At the foot of the cross, distinctions of all kinds fade away, and I pray not as the Pharisee did in Luke 18 but as the tax collector, for I see myself on even ground, made equal with all humanity by the most-important, common sin of a lack of love for God and neighbor. This leads to my understanding the confessions of the Old Testament prophets, who often repented in the first person plural: “We have sinned; we have acted unjustly; we have not loved You.” The Holy Spirit enables me to acknowledge my complicity in sins of national and global injustice, to see how my own materialism, selfishness, and silence contribute to them.
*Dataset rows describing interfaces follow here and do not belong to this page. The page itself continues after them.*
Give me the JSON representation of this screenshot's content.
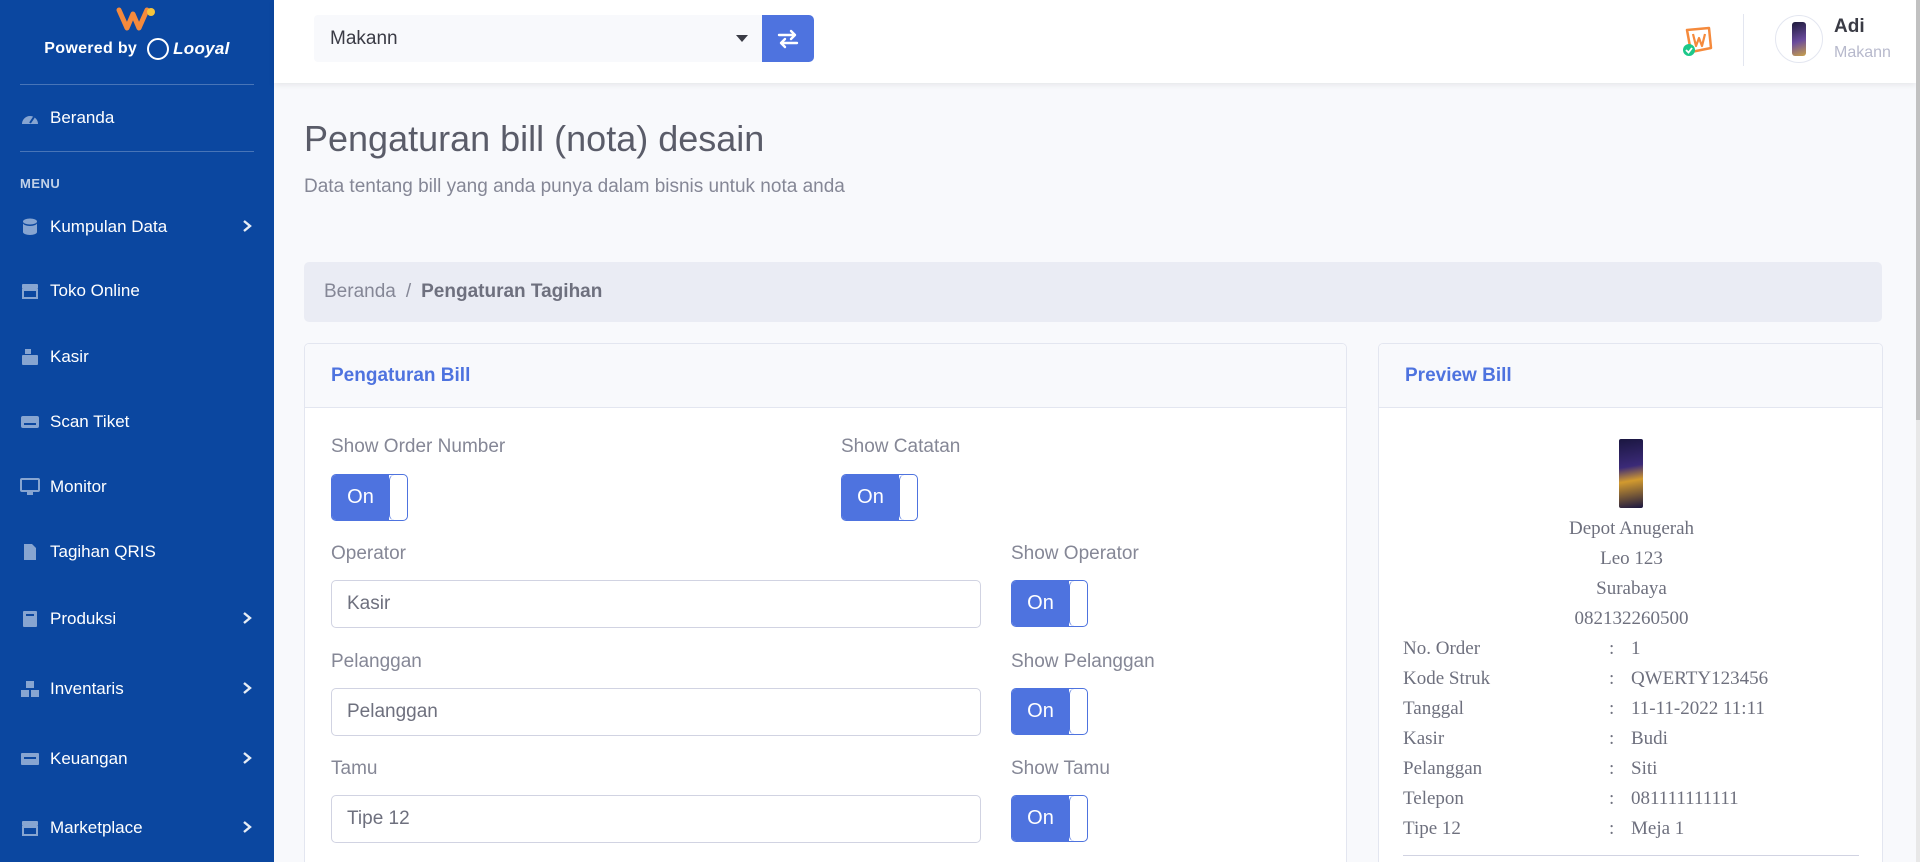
{
  "sidebar": {
    "powered_by": "Powered by",
    "brand_name": "Looyal",
    "home": "Beranda",
    "menu_heading": "MENU",
    "items": [
      {
        "label": "Kumpulan Data",
        "icon": "database-icon",
        "has_children": true
      },
      {
        "label": "Toko Online",
        "icon": "store-icon",
        "has_children": false
      },
      {
        "label": "Kasir",
        "icon": "cash-register-icon",
        "has_children": false
      },
      {
        "label": "Scan Tiket",
        "icon": "keyboard-icon",
        "has_children": false
      },
      {
        "label": "Monitor",
        "icon": "desktop-icon",
        "has_children": false
      },
      {
        "label": "Tagihan QRIS",
        "icon": "file-invoice-icon",
        "has_children": false
      },
      {
        "label": "Produksi",
        "icon": "book-icon",
        "has_children": true
      },
      {
        "label": "Inventaris",
        "icon": "cubes-icon",
        "has_children": true
      },
      {
        "label": "Keuangan",
        "icon": "money-icon",
        "has_children": true
      },
      {
        "label": "Marketplace",
        "icon": "store-icon",
        "has_children": true
      }
    ]
  },
  "topbar": {
    "business_select": "Makann",
    "user_name": "Adi",
    "user_business": "Makann"
  },
  "page": {
    "title": "Pengaturan bill (nota) desain",
    "subtitle": "Data tentang bill yang anda punya dalam bisnis untuk nota anda"
  },
  "breadcrumb": {
    "home": "Beranda",
    "separator": "/",
    "current": "Pengaturan Tagihan"
  },
  "settings": {
    "header": "Pengaturan Bill",
    "toggle_on_label": "On",
    "show_order_number_label": "Show Order Number",
    "show_catatan_label": "Show Catatan",
    "operator_label": "Operator",
    "operator_value": "Kasir",
    "show_operator_label": "Show Operator",
    "pelanggan_label": "Pelanggan",
    "pelanggan_value": "Pelanggan",
    "show_pelanggan_label": "Show Pelanggan",
    "tamu_label": "Tamu",
    "tamu_value": "Tipe 12",
    "show_tamu_label": "Show Tamu"
  },
  "preview": {
    "header": "Preview Bill",
    "store_name": "Depot Anugerah",
    "address": "Leo 123",
    "city": "Surabaya",
    "phone": "082132260500",
    "colon": ":",
    "rows": [
      {
        "key": "No. Order",
        "value": "1"
      },
      {
        "key": "Kode Struk",
        "value": "QWERTY123456"
      },
      {
        "key": "Tanggal",
        "value": "11-11-2022 11:11"
      },
      {
        "key": "Kasir",
        "value": "Budi"
      },
      {
        "key": "Pelanggan",
        "value": "Siti"
      },
      {
        "key": "Telepon",
        "value": "081111111111"
      },
      {
        "key": "Tipe 12",
        "value": "Meja 1"
      }
    ]
  },
  "colors": {
    "sidebar_bg": "#0b47a0",
    "primary": "#4e73df",
    "page_bg": "#f8f9fc"
  }
}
So confession leads to a deeper understanding of our sinfulness, but its greater purpose is to lead us beyond that as well. The cross is where mercy and grace triumph over our sin, where the same Holy Spirit who convicts also compels us to share the abundant love we’ve received. The Confession of Sin ends with these words: “For the sake of your Son Jesus Christ, have mercy on us and forgive us; that we may delight in your will, and walk in your ways, to the glory of your Name. Amen.”
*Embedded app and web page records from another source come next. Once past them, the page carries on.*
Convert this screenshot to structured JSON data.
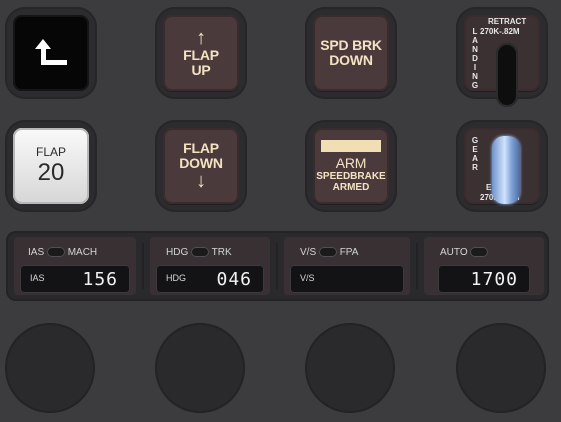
{
  "buttons": {
    "back": {
      "icon": "return-arrow-icon"
    },
    "flap_up": {
      "arrow": "↑",
      "line1": "FLAP",
      "line2": "UP"
    },
    "spd_brk_down": {
      "line1": "SPD BRK",
      "line2": "DOWN"
    },
    "flap_20": {
      "line1": "FLAP",
      "line2": "20"
    },
    "flap_down": {
      "line1": "FLAP",
      "line2": "DOWN",
      "arrow": "↓"
    },
    "speedbrake_armed": {
      "line1": "ARM",
      "line2": "SPEEDBRAKE",
      "line3": "ARMED"
    }
  },
  "landing_gear": {
    "top_label": "RETRACT",
    "top_speed": "270K-.82M",
    "bottom_label": "EXTEND",
    "bottom_speed": "270K-.82M",
    "vertical_landing": "L\nA\nN\nD\nI\nN\nG",
    "vertical_gear": "G\nE\nA\nR",
    "handle_position": "down"
  },
  "autopilot": {
    "speed": {
      "label_left": "IAS",
      "label_right": "MACH",
      "display_label": "IAS",
      "value": "156"
    },
    "heading": {
      "label_left": "HDG",
      "label_right": "TRK",
      "display_label": "HDG",
      "value": "046"
    },
    "vertical": {
      "label_left": "V/S",
      "label_right": "FPA",
      "display_label": "V/S",
      "value": ""
    },
    "altitude": {
      "label_left": "AUTO",
      "display_label": "",
      "value": "1700"
    }
  },
  "colors": {
    "key_face": "#4a3a3c",
    "legend": "#f3e3c2",
    "panel": "#3c3c3e",
    "gear_handle": "#a9c5f2"
  }
}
I long for “(God’s) will and ways” for the churches in my area: I pray for greater racial reconciliation and harmony; less materialism; more significant roles for women in the church; deep, life-impacting passions for all kinds of injustice…
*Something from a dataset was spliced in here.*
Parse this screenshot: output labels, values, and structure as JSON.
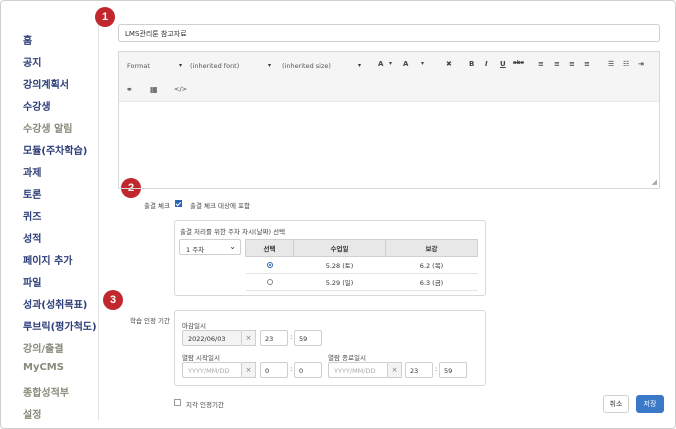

Yet efforts for these are shortsighted, selfish, and temporary unless they begin at the foot of the cross.

Authentic confession takes and keeps us there.

Living confessionally

I have been praying the Confession (from the Book of Common Prayer) in church now for a little over a year. More recently, it has become a daily prayer.

The same words, over and over.

I understand that liturgy, through its sheer repetition, can become meaningless. The most wonderful prayers, though filled beginning to end with Truth, can be rote when they are said without thought.

But my experience with this prayer in particular has been quite the opposite: it gains new meaning nearly every time I pray it. Because of this, I have been thinking a great deal about confession, not just the actual prayer but the idea of living “confessionally,” individually and as the Church, the body of Christ. I’ve not given much brainpower to this idea before now, and as I’ve thought about it, it’s grown in its significance for me. I’m planning to write a short series on it. I hope this is not simply a one-way presentation but that it prompts discussion. I feel I still have a great deal to learn about confession (as I do about so very many things), and I would love to learn WITH you.

Today’s post is simply the prayer itself and the prayer/benediction that always follows it.

Most merciful God, we confess that we have sinned against you in thought, word, and deed, by what we have done, and by what we have left undone.

We have not loved you with our whole heart;

We have not loved our neighbors as ourselves.

We are truly sorry and we humbly repent.

For the sake of your Son Jesus Christ, have mercy on us and forgive us;

That we may delight in your will,

And walk in your ways,

To the glory of your Name.


Almighty God, have mercy on us,

Forgive us all our sins through our Lord Jesus Christ,

Strengthen us in all goodness,

And by the power of the Holy Spirit keep us in eternal life.